## Activity
Every entry should be repeated exactly as written.

(Items from an interface collection)

*-*-*

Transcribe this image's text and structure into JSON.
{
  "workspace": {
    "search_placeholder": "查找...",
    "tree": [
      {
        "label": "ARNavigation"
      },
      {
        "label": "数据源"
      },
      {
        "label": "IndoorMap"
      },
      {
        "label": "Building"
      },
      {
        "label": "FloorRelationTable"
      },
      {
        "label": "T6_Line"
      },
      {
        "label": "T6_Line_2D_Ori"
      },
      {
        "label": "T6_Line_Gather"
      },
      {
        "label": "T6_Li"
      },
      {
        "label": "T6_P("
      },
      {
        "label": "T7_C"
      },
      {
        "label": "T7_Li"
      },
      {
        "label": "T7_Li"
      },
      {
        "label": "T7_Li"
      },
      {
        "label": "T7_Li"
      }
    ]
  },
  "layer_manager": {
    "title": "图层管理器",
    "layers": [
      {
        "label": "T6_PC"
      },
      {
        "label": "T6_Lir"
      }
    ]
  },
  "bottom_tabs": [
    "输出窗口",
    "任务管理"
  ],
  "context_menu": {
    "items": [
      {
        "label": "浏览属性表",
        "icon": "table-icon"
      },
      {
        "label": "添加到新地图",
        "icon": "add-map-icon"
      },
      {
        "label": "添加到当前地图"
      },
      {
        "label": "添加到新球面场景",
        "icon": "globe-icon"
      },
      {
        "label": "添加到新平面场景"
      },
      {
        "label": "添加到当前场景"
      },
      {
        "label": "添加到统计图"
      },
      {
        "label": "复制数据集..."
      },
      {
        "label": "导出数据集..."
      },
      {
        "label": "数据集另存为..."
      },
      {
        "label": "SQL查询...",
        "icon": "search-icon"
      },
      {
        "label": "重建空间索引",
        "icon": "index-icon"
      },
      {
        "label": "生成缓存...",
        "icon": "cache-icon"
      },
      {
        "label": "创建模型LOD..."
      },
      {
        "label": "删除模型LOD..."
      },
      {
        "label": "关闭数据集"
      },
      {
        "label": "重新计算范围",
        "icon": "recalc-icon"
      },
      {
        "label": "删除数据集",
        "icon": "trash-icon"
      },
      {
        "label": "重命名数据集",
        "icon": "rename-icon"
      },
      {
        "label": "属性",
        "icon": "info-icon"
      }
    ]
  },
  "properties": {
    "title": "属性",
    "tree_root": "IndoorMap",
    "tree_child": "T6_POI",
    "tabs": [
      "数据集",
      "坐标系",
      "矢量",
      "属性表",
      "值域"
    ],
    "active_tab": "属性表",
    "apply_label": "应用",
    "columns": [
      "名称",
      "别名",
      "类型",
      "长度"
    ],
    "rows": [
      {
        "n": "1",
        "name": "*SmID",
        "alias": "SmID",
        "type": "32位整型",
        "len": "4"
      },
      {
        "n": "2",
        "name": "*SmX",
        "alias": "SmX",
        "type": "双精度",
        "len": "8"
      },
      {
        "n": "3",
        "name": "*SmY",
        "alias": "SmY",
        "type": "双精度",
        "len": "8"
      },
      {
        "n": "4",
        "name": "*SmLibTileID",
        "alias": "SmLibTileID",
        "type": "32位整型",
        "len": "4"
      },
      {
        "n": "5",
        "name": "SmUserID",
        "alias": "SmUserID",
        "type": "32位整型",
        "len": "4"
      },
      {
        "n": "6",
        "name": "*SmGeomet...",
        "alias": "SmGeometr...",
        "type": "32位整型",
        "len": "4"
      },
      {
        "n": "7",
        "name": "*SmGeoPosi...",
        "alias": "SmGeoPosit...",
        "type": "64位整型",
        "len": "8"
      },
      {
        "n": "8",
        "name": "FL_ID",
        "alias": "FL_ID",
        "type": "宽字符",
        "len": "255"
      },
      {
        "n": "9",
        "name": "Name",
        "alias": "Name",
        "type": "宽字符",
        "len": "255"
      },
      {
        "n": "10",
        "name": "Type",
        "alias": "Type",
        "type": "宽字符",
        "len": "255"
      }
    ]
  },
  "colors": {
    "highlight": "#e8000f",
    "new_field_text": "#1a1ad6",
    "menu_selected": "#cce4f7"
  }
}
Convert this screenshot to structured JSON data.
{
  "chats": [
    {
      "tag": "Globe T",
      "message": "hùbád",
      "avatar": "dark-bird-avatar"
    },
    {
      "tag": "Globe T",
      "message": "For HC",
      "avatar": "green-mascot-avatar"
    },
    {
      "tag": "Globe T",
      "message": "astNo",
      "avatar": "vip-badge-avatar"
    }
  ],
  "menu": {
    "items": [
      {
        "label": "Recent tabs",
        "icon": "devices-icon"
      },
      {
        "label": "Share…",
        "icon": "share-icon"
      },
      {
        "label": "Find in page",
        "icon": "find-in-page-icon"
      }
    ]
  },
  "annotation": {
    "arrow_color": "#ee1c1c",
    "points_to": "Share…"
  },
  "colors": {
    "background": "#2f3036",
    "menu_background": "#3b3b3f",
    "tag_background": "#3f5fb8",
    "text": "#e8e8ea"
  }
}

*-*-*

## Solution
Transcribe this image's text and structure into JSON.
{
  "workspace": {
    "search_placeholder": "查找...",
    "tree": [
      {
        "label": "ARNavigation"
      },
      {
        "label": "数据源"
      },
      {
        "label": "IndoorMap"
      },
      {
        "label": "Building"
      },
      {
        "label": "FloorRelationTable"
      },
      {
        "label": "T6_Line"
      },
      {
        "label": "T6_Line_2D_Ori"
      },
      {
        "label": "T6_Line_Gather"
      },
      {
        "label": "T6_Li"
      },
      {
        "label": "T6_P("
      },
      {
        "label": "T7_C"
      },
      {
        "label": "T7_Li"
      },
      {
        "label": "T7_Li"
      },
      {
        "label": "T7_Li"
      },
      {
        "label": "T7_Li"
      }
    ]
  },
  "layer_manager": {
    "title": "图层管理器",
    "layers": [
      {
        "label": "T6_PC"
      },
      {
        "label": "T6_Lir"
      }
    ]
  },
  "bottom_tabs": [
    "输出窗口",
    "任务管理"
  ],
  "context_menu": {
    "items": [
      {
        "label": "浏览属性表",
        "icon": "table-icon"
      },
      {
        "label": "添加到新地图",
        "icon": "add-map-icon"
      },
      {
        "label": "添加到当前地图"
      },
      {
        "label": "添加到新球面场景",
        "icon": "globe-icon"
      },
      {
        "label": "添加到新平面场景"
      },
      {
        "label": "添加到当前场景"
      },
      {
        "label": "添加到统计图"
      },
      {
        "label": "复制数据集..."
      },
      {
        "label": "导出数据集..."
      },
      {
        "label": "数据集另存为..."
      },
      {
        "label": "SQL查询...",
        "icon": "search-icon"
      },
      {
        "label": "重建空间索引",
        "icon": "index-icon"
      },
      {
        "label": "生成缓存...",
        "icon": "cache-icon"
      },
      {
        "label": "创建模型LOD..."
      },
      {
        "label": "删除模型LOD..."
      },
      {
        "label": "关闭数据集"
      },
      {
        "label": "重新计算范围",
        "icon": "recalc-icon"
      },
      {
        "label": "删除数据集",
        "icon": "trash-icon"
      },
      {
        "label": "重命名数据集",
        "icon": "rename-icon"
      },
      {
        "label": "属性",
        "icon": "info-icon"
      }
    ]
  },
  "properties": {
    "title": "属性",
    "tree_root": "IndoorMap",
    "tree_child": "T6_POI",
    "tabs": [
      "数据集",
      "坐标系",
      "矢量",
      "属性表",
      "值域"
    ],
    "active_tab": "属性表",
    "apply_label": "应用",
    "columns": [
      "名称",
      "别名",
      "类型",
      "长度"
    ],
    "rows": [
      {
        "n": "1",
        "name": "*SmID",
        "alias": "SmID",
        "type": "32位整型",
        "len": "4"
      },
      {
        "n": "2",
        "name": "*SmX",
        "alias": "SmX",
        "type": "双精度",
        "len": "8"
      },
      {
        "n": "3",
        "name": "*SmY",
        "alias": "SmY",
        "type": "双精度",
        "len": "8"
      },
      {
        "n": "4",
        "name": "*SmLibTileID",
        "alias": "SmLibTileID",
        "type": "32位整型",
        "len": "4"
      },
      {
        "n": "5",
        "name": "SmUserID",
        "alias": "SmUserID",
        "type": "32位整型",
        "len": "4"
      },
      {
        "n": "6",
        "name": "*SmGeomet...",
        "alias": "SmGeometr...",
        "type": "32位整型",
        "len": "4"
      },
      {
        "n": "7",
        "name": "*SmGeoPosi...",
        "alias": "SmGeoPosit...",
        "type": "64位整型",
        "len": "8"
      },
      {
        "n": "8",
        "name": "FL_ID",
        "alias": "FL_ID",
        "type": "宽字符",
        "len": "255"
      },
      {
        "n": "9",
        "name": "Name",
        "alias": "Name",
        "type": "宽字符",
        "len": "255"
      },
      {
        "n": "10",
        "name": "Type",
        "alias": "Type",
        "type": "宽字符",
        "len": "255"
      }
    ]
  },
  "colors": {
    "highlight": "#e8000f",
    "new_field_text": "#1a1ad6",
    "menu_selected": "#cce4f7"
  }
}
Convert this screenshot to structured JSON data.
{
  "chats": [
    {
      "tag": "Globe T",
      "message": "hùbád",
      "avatar": "dark-bird-avatar"
    },
    {
      "tag": "Globe T",
      "message": "For HC",
      "avatar": "green-mascot-avatar"
    },
    {
      "tag": "Globe T",
      "message": "astNo",
      "avatar": "vip-badge-avatar"
    }
  ],
  "menu": {
    "items": [
      {
        "label": "Recent tabs",
        "icon": "devices-icon"
      },
      {
        "label": "Share…",
        "icon": "share-icon"
      },
      {
        "label": "Find in page",
        "icon": "find-in-page-icon"
      }
    ]
  },
  "annotation": {
    "arrow_color": "#ee1c1c",
    "points_to": "Share…"
  },
  "colors": {
    "background": "#2f3036",
    "menu_background": "#3b3b3f",
    "tag_background": "#3f5fb8",
    "text": "#e8e8ea"
  }
}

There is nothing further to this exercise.